- _Task statement_:
List all lines of the data containing the word "Agence".

- _Records for processing_:
'''

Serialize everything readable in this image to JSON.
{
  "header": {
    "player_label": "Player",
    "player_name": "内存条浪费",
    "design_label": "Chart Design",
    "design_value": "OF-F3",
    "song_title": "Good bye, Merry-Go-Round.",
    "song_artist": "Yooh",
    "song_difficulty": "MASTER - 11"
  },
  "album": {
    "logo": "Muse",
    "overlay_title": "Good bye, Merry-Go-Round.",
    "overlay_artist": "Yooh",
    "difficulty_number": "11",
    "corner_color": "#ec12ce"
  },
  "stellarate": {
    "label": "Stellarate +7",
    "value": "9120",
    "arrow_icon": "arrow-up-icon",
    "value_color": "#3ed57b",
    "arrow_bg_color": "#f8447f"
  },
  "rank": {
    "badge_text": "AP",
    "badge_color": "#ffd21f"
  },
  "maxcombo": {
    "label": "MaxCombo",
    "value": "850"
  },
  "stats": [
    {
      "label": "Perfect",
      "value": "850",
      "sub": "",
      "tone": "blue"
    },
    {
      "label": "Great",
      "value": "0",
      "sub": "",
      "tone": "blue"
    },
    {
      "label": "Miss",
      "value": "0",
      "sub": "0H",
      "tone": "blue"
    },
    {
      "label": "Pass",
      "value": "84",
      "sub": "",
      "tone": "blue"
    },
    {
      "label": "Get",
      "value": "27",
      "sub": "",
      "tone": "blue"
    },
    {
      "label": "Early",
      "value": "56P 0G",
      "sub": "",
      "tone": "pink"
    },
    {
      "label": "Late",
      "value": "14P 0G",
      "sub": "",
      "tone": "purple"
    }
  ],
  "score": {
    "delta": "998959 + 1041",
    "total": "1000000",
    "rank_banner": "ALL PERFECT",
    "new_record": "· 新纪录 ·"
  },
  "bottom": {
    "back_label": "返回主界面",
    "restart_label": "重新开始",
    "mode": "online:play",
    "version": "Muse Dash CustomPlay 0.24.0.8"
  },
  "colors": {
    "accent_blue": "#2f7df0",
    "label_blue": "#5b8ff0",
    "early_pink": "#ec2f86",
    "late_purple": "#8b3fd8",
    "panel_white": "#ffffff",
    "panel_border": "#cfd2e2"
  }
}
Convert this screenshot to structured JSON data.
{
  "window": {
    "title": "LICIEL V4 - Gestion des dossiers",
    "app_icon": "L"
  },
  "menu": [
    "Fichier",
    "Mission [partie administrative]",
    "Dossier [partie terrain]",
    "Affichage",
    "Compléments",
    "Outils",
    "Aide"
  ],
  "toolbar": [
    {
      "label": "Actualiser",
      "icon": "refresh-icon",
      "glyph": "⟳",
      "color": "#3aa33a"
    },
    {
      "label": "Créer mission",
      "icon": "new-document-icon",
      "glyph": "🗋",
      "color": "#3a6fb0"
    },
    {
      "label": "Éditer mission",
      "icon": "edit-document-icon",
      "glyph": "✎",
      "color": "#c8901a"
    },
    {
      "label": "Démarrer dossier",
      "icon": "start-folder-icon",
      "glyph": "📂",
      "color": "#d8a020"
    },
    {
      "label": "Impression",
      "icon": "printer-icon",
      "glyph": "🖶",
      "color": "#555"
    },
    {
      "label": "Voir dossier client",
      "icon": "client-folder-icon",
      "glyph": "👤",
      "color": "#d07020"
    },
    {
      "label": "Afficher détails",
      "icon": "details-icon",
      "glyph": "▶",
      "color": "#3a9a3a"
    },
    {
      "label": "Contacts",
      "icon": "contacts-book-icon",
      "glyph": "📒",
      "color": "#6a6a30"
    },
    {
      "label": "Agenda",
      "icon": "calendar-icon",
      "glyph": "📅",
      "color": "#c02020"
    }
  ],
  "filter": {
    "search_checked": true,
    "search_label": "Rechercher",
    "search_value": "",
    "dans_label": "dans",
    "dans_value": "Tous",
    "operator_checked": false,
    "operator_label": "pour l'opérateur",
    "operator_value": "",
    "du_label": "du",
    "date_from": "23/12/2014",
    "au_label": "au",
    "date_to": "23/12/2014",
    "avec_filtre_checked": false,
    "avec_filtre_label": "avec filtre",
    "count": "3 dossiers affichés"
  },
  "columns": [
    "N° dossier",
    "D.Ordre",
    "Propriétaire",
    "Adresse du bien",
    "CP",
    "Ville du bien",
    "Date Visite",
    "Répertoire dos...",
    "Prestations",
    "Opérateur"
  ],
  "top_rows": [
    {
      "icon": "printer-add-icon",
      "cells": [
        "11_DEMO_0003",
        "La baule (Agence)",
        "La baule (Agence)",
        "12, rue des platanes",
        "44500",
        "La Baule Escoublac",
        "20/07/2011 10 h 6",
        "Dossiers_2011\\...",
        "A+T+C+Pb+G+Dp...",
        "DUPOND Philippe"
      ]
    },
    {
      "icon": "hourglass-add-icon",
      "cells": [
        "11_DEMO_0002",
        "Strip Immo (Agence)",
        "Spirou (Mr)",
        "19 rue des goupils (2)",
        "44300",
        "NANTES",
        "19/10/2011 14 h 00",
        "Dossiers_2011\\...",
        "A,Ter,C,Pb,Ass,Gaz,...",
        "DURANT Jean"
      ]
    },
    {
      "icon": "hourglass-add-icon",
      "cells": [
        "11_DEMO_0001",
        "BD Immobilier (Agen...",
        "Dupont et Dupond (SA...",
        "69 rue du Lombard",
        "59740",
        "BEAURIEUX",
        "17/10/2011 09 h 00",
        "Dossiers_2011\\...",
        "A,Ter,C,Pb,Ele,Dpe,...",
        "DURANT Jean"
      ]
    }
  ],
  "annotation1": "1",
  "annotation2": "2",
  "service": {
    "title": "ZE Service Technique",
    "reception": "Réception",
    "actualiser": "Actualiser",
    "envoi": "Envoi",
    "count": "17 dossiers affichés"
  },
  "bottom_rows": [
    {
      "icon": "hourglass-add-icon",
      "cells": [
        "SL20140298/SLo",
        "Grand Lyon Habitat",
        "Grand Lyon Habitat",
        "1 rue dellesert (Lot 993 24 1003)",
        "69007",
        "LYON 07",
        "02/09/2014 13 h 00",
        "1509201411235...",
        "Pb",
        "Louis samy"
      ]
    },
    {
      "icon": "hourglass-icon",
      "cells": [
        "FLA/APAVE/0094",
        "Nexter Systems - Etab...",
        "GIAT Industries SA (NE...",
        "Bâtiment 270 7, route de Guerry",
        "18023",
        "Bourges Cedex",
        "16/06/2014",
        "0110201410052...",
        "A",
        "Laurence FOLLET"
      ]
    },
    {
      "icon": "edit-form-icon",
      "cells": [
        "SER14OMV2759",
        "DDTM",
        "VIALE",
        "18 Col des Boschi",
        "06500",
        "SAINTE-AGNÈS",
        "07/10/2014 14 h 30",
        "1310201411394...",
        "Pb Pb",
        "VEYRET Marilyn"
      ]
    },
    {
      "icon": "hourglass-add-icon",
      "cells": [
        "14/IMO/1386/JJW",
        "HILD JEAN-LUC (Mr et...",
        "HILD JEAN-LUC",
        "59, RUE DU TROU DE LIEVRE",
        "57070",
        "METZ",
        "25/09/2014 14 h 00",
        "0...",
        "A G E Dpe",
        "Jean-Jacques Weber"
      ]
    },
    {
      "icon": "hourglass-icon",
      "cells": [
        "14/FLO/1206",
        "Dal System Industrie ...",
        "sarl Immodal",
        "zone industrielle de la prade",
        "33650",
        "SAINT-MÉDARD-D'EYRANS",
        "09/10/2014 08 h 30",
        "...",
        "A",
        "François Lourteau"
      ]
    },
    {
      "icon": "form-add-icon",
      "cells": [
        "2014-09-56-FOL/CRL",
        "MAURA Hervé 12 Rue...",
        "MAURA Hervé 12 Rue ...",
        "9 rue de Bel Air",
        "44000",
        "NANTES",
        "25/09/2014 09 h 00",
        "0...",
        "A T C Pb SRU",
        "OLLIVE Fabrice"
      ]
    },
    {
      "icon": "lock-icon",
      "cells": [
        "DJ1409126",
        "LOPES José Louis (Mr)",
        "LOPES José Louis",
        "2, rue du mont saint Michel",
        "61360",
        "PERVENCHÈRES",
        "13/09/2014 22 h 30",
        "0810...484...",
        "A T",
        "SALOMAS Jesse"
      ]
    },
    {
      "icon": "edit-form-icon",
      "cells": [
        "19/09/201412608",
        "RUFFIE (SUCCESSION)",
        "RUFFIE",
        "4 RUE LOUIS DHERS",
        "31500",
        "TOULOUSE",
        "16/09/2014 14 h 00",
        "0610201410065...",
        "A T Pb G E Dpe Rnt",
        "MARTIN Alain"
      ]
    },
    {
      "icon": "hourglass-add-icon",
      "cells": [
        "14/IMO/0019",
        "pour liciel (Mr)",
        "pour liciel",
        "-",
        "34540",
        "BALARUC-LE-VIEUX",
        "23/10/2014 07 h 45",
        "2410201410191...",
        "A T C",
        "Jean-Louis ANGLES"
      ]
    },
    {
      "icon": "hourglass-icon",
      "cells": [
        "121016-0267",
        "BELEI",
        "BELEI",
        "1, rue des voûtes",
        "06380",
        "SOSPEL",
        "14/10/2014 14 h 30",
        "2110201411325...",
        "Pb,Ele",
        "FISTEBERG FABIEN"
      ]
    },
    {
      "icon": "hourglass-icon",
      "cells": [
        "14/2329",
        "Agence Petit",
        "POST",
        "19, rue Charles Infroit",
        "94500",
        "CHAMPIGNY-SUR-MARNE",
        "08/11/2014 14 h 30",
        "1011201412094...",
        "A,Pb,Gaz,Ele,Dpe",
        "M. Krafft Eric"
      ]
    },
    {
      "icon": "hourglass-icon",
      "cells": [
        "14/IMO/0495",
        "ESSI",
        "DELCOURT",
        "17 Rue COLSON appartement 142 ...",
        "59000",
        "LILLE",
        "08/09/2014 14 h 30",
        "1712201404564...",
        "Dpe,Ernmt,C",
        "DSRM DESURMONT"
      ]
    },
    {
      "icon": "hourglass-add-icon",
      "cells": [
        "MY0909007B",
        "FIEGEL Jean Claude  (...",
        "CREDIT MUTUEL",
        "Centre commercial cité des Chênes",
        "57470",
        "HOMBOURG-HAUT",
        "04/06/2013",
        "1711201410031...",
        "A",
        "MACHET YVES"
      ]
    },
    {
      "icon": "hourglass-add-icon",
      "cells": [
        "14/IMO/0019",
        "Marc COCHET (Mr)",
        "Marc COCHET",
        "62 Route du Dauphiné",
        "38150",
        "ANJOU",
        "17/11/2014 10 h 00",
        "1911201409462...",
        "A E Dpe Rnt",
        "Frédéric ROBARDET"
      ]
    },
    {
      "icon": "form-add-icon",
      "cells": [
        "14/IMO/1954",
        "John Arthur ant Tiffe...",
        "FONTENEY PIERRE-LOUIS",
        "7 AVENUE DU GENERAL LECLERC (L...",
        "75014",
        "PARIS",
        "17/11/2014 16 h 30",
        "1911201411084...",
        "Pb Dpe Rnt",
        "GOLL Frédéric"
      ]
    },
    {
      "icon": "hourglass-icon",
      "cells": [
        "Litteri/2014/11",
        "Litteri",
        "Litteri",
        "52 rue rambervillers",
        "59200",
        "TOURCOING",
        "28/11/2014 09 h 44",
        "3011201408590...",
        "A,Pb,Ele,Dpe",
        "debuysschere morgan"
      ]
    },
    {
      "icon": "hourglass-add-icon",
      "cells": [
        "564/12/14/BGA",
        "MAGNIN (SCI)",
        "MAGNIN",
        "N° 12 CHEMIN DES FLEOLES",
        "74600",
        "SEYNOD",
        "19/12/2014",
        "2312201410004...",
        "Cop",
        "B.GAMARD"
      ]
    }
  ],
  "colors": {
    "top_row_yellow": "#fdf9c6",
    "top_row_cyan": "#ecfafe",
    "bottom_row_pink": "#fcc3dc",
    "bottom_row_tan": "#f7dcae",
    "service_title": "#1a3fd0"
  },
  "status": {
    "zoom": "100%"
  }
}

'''

- _Response to this task_:
        "La baule (Agence)",
        "La baule (Agence)",
        "Strip Immo (Agence)",
        "Agence Petit",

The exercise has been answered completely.